    YOU TALKED ABOUT RON AND MRS. RON! I am all a-flail with ACASQUEE!!! In my course last semester, I used BSG’s ancillary materials as a case study for the ways that increasingly diffuse and “networked” media intensify the instability of textual meaning and author/ownership. There, and in my own work, I’ve suggested that this intensification enables excesses of (queer) interpretation and desire that are not so easily contained and reappropriated by the industry’s attempts at control (usually by legal fiat). I understand and sympathize with your misgivings, but I also TPTB are incurring serious risks by trying to have their fan-engaged and user-generated cake and eat it too. And I have the opposite interpretation of the podcasts: to me what’s fascinating is how they FAIL to assert the Name of the Author, instead highlighting the fragmentation of the text and leaving gaps for fans to further fracture it. PARTICULARLY (female) slash fans (especially telling given RDM’s personall difficulties wrestling with queer representation and the lack thereof on our show); my pet example is the cut subplot for Tory that RDM talks about in “Collaborators” which, when reconstructed in its splintered form onscreen, materialized as a lesbian romance. I’ve also been talking and writing about the limitations and contradictions of the BSG Videomaker contest. I hope this doesn’t come across as shameless self-promotion — it’s just that this is a topic that I’m very passionate about, both fannishly and academically. Suzanne, I’d LOVE to read your paper about the online tie-ins (and hear your take on how that anthology turned out). and yes, fans are *totally* Cylons ;).

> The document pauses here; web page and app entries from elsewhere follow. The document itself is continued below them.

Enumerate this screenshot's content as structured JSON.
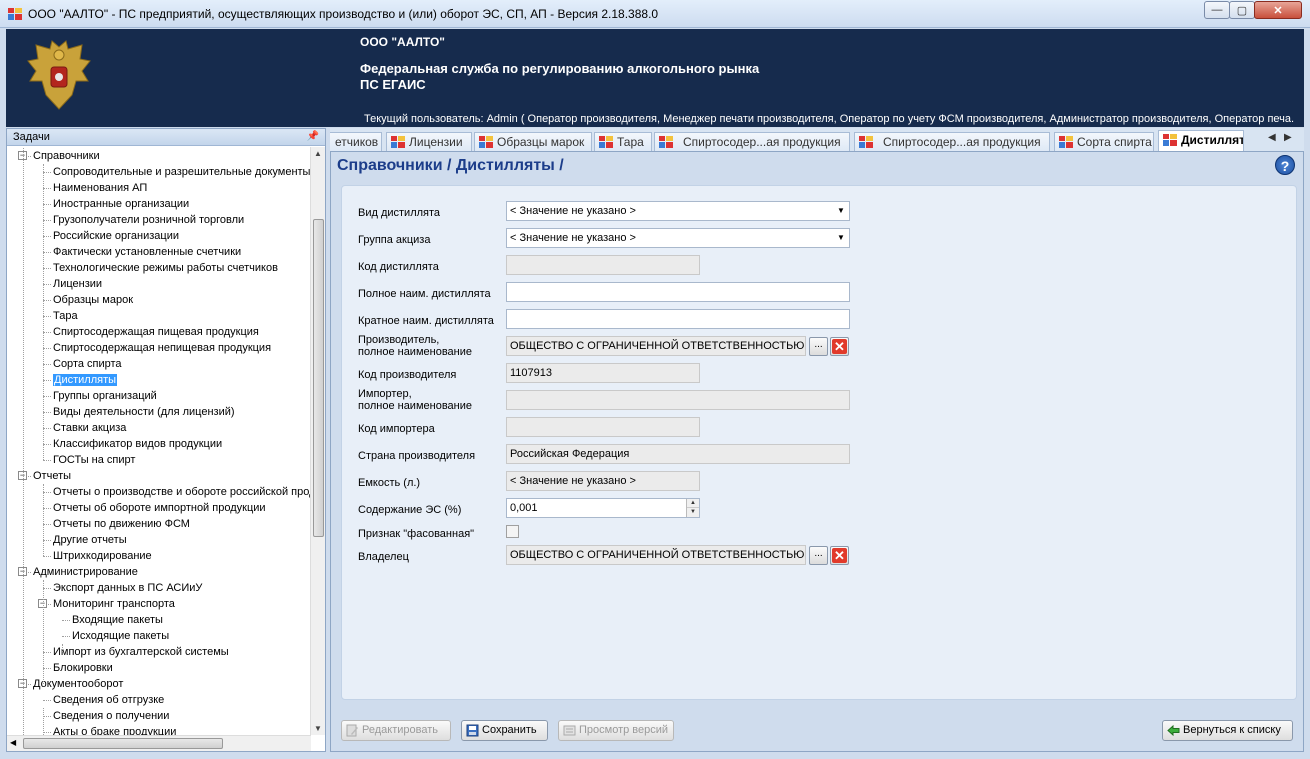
{
  "window": {
    "title": "ООО \"ААЛТО\" - ПС предприятий, осуществляющих производство и (или) оборот ЭС, СП, АП - Версия 2.18.388.0",
    "minimize": "—",
    "maximize": "▢",
    "close": "✕"
  },
  "banner": {
    "org": "ООО \"ААЛТО\"",
    "agency_line1": "Федеральная служба по регулированию алкогольного рынка",
    "agency_line2": "ПС ЕГАИС",
    "user": "Текущий пользователь: Admin ( Оператор производителя, Менеджер печати производителя, Оператор по учету ФСМ производителя, Администратор производителя, Оператор печа..."
  },
  "tasks": {
    "title": "Задачи",
    "items": [
      {
        "label": "Справочники",
        "expander": "−"
      },
      {
        "label": "Сопроводительные и разрешительные документы"
      },
      {
        "label": "Наименования АП"
      },
      {
        "label": "Иностранные организации"
      },
      {
        "label": "Грузополучатели розничной торговли"
      },
      {
        "label": "Российские организации"
      },
      {
        "label": "Фактически установленные счетчики"
      },
      {
        "label": "Технологические режимы работы счетчиков"
      },
      {
        "label": "Лицензии"
      },
      {
        "label": "Образцы марок"
      },
      {
        "label": "Тара"
      },
      {
        "label": "Спиртосодержащая пищевая продукция"
      },
      {
        "label": "Спиртосодержащая непищевая продукция"
      },
      {
        "label": "Сорта спирта"
      },
      {
        "label": "Дистилляты"
      },
      {
        "label": "Группы организаций"
      },
      {
        "label": "Виды деятельности (для лицензий)"
      },
      {
        "label": "Ставки акциза"
      },
      {
        "label": "Классификатор видов продукции"
      },
      {
        "label": "ГОСТы на спирт"
      },
      {
        "label": "Отчеты",
        "expander": "−"
      },
      {
        "label": "Отчеты о производстве и обороте российской прод"
      },
      {
        "label": "Отчеты об обороте импортной продукции"
      },
      {
        "label": "Отчеты по движению ФСМ"
      },
      {
        "label": "Другие отчеты"
      },
      {
        "label": "Штрихкодирование"
      },
      {
        "label": "Администрирование",
        "expander": "−"
      },
      {
        "label": "Экспорт данных в ПС АСИиУ"
      },
      {
        "label": "Мониторинг транспорта",
        "expander": "−"
      },
      {
        "label": "Входящие пакеты"
      },
      {
        "label": "Исходящие пакеты"
      },
      {
        "label": "Импорт из бухгалтерской системы"
      },
      {
        "label": "Блокировки"
      },
      {
        "label": "Документооборот",
        "expander": "−"
      },
      {
        "label": "Сведения об отгрузке"
      },
      {
        "label": "Сведения о получении"
      },
      {
        "label": "Акты о браке продукции"
      }
    ]
  },
  "tabs": [
    {
      "label": "етчиков"
    },
    {
      "label": "Лицензии"
    },
    {
      "label": "Образцы марок"
    },
    {
      "label": "Тара"
    },
    {
      "label": "Спиртосодер...ая продукция"
    },
    {
      "label": "Спиртосодер...ая продукция"
    },
    {
      "label": "Сорта спирта"
    },
    {
      "label": "Дистилляты"
    }
  ],
  "tab_nav": {
    "prev": "◀",
    "next": "▶"
  },
  "page": {
    "title": "Справочники / Дистилляты /",
    "help": "?"
  },
  "form": {
    "vid_label": "Вид дистиллята",
    "vid_value": "< Значение не указано >",
    "gruppa_label": "Группа акциза",
    "gruppa_value": "< Значение не указано >",
    "kod_label": "Код дистиллята",
    "kod_value": "",
    "full_label": "Полное наим. дистиллята",
    "full_value": "",
    "short_label": "Кратное наим. дистиллята",
    "short_value": "",
    "producer_label1": "Производитель,",
    "producer_label2": "полное наименование",
    "producer_value": "ОБЩЕСТВО С ОГРАНИЧЕННОЙ ОТВЕТСТВЕННОСТЬЮ \"ААЛТО\"",
    "producer_code_label": "Код производителя",
    "producer_code_value": "1107913",
    "importer_label1": "Импортер,",
    "importer_label2": "полное наименование",
    "importer_value": "",
    "importer_code_label": "Код импортера",
    "importer_code_value": "",
    "country_label": "Страна производителя",
    "country_value": "Российская Федерация",
    "capacity_label": "Емкость (л.)",
    "capacity_value": "< Значение не указано >",
    "es_label": "Содержание ЭС (%)",
    "es_value": "0,001",
    "packed_label": "Признак \"фасованная\"",
    "owner_label": "Владелец",
    "owner_value": "ОБЩЕСТВО С ОГРАНИЧЕННОЙ ОТВЕТСТВЕННОСТЬЮ \"ААЛТО\"",
    "browse": "...",
    "clear": "✕"
  },
  "buttons": {
    "edit": "Редактировать",
    "save": "Сохранить",
    "versions": "Просмотр версий",
    "back": "Вернуться к списку"
  }
}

    In sum, I think this is all beautifully put, and was nodding along with you throughout.

  3. Suzanne Scott says:

    Hey Julie, I’m so happy that Mrs. Ron fills you with acasquee! I’m currently fiddling around with an analysis of her role in the podcasts and the BSG fan community, so clearly I am aflail as well. One of the things I find most fascinating about the “networked” media you’re addressing, and BSG in particular, is that these systems really can be read in both utopian and cynical terms in terms of their ability to inspire or shut down fan production. When RDM makes an offhand remark such as “we originally had Roslin do X, Y, or Z in this scene, but ultimately decided to have her airlock Baltar,” it does complicate our consumption by offering us alternate narrative trajectories to explore (cognitively, conversationally, or creatively). Perhaps our differing readings of the podcasts’ reinscription of, or dissolution of, textual authority depends on the types of fan production we’re interested in. RDM has encouraged slash fic in a number of interviews (and in the podcasts, as you noted in your post), and I think that’s commendable. But a nagging part of me wonders why he frames slash as a sort of ideal genre of fan production, as my own interests (as both a fan creator and consumer of fan texts) tend to veer towards fan narratives that actively engage with the unfolding canon narrative. I’ve always gotten the impression that (given his fannish history) RDM understands that slash narratives are outside of his authorial control, and thus something he’s less invested in controlling. I’d agree there’s a conspicuous lack of queer representation on the show (don’t get me started on Gaeta), and I think RDM’s perfectly fine with letting the fans provide that through their own production. I think the podcasts are far less encouraging of genfic (or alterative readings of events in canon), given the near-defensive tone they strike about the creative/narrative decisions that were ultimately made.